This novel “has great (flawed, some likable, some not-so-likable) characters who develop slowly over time, although the book does not move slowly. I highly recommend everything she has written to date.”
— Linda McGuire, Dean of Students
The Doomsday Book by Connie Willis
“It’s a mix of sci-fi and historical fiction. The scientists of Oxford University have figured out how to do time travel and have started a program where they send historians back to the time periods they study. The historian in this book goes back to the Middle Ages but something goes slightly wrong and she ends up in the middle of a small English village during the plague years! It’s fascinating!”
— Ellen Abbott, Upper School English teacher
The Rosie Project by Graeme Simsion
“This book is about a genetics professor who is socially awkward/challenged. He meets a woman named Rosie and attempts to have a relationship with her. I was both moved and entertained by his journey. The sequel, The Rosie Effect, is also a good read.”
— Carolyn Hapeman, Chief Financial Officer
TransAtlantic by Colum McCann
McCann’s novel spans two centuries and two continents to intertwine three important crossings of the Atlantic Ocean. He brings Frederick Douglas, the first transatlantic flight and the 1998 Belfast peace talks into one timeline with a family history that crossed paths with each.
“From the opening description of the British pilots making the first transatlantic flight to Ireland, to the story of Frederick Douglas’ 1845 visit, to the account of Senator George Mitchell’s mediation efforts, you are transported in the intricately interwoven plot of this brilliant novel.”
— John Baird, Head of School
My personal recommendation is The Moor’s Account by Laila Lalami, her most recent novel. This is a semi-fictional account of a doomed Spanish exploration party in Florida, then thought to be an island filled with gold. Only four men survived, one of whom was a North African slave. The account is written through his eyes, by Lalami’s intensive research. What results is stunningly beautiful fiction that lends a very different perspective on how the clash of North American and European cultures played out.
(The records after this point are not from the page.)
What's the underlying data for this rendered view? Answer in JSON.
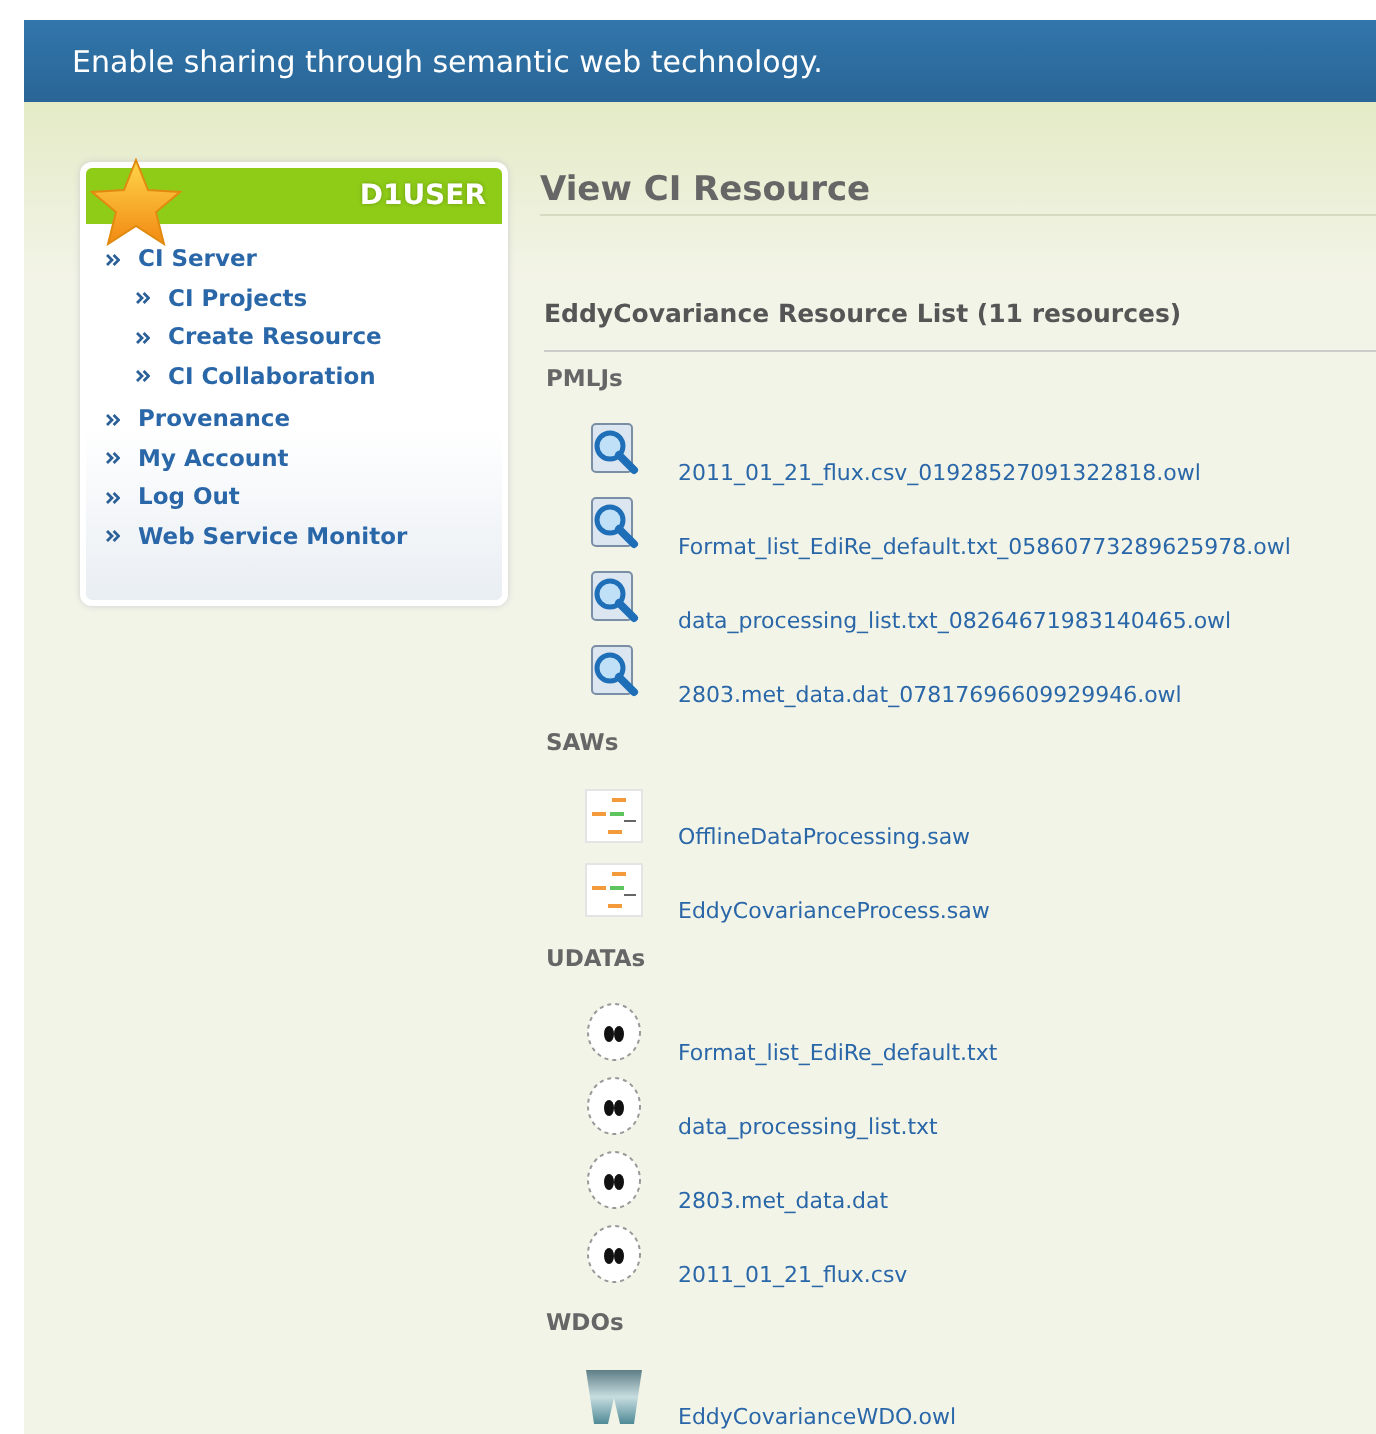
{
  "banner": {
    "tagline": "Enable sharing through semantic web technology."
  },
  "sidebar": {
    "user": "D1USER",
    "items": [
      {
        "label": "CI Server",
        "children": [
          {
            "label": "CI Projects"
          },
          {
            "label": "Create Resource"
          },
          {
            "label": "CI Collaboration"
          }
        ]
      },
      {
        "label": "Provenance"
      },
      {
        "label": "My Account"
      },
      {
        "label": "Log Out"
      },
      {
        "label": "Web Service Monitor"
      }
    ]
  },
  "page_title": "View CI Resource",
  "list_title": "EddyCovariance Resource List (11 resources)",
  "sections": [
    {
      "label": "PMLJs",
      "kind": "pml",
      "items": [
        "2011_01_21_flux.csv_01928527091322818.owl",
        "Format_list_EdiRe_default.txt_05860773289625978.owl",
        "data_processing_list.txt_08264671983140465.owl",
        "2803.met_data.dat_07817696609929946.owl"
      ]
    },
    {
      "label": "SAWs",
      "kind": "saw",
      "items": [
        "OfflineDataProcessing.saw",
        "EddyCovarianceProcess.saw"
      ]
    },
    {
      "label": "UDATAs",
      "kind": "udata",
      "items": [
        "Format_list_EdiRe_default.txt",
        "data_processing_list.txt",
        "2803.met_data.dat",
        "2011_01_21_flux.csv"
      ]
    },
    {
      "label": "WDOs",
      "kind": "wdo",
      "items": [
        "EddyCovarianceWDO.owl"
      ]
    }
  ]
}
This is just a smattering of the many, many great books out there waiting to be read. If you can’t pick just one – maybe from this list, maybe from another – you can always trust the reviews of your librarians. I’m sure they’d love to help you decide.
Got a book you love? Share it in the comments below.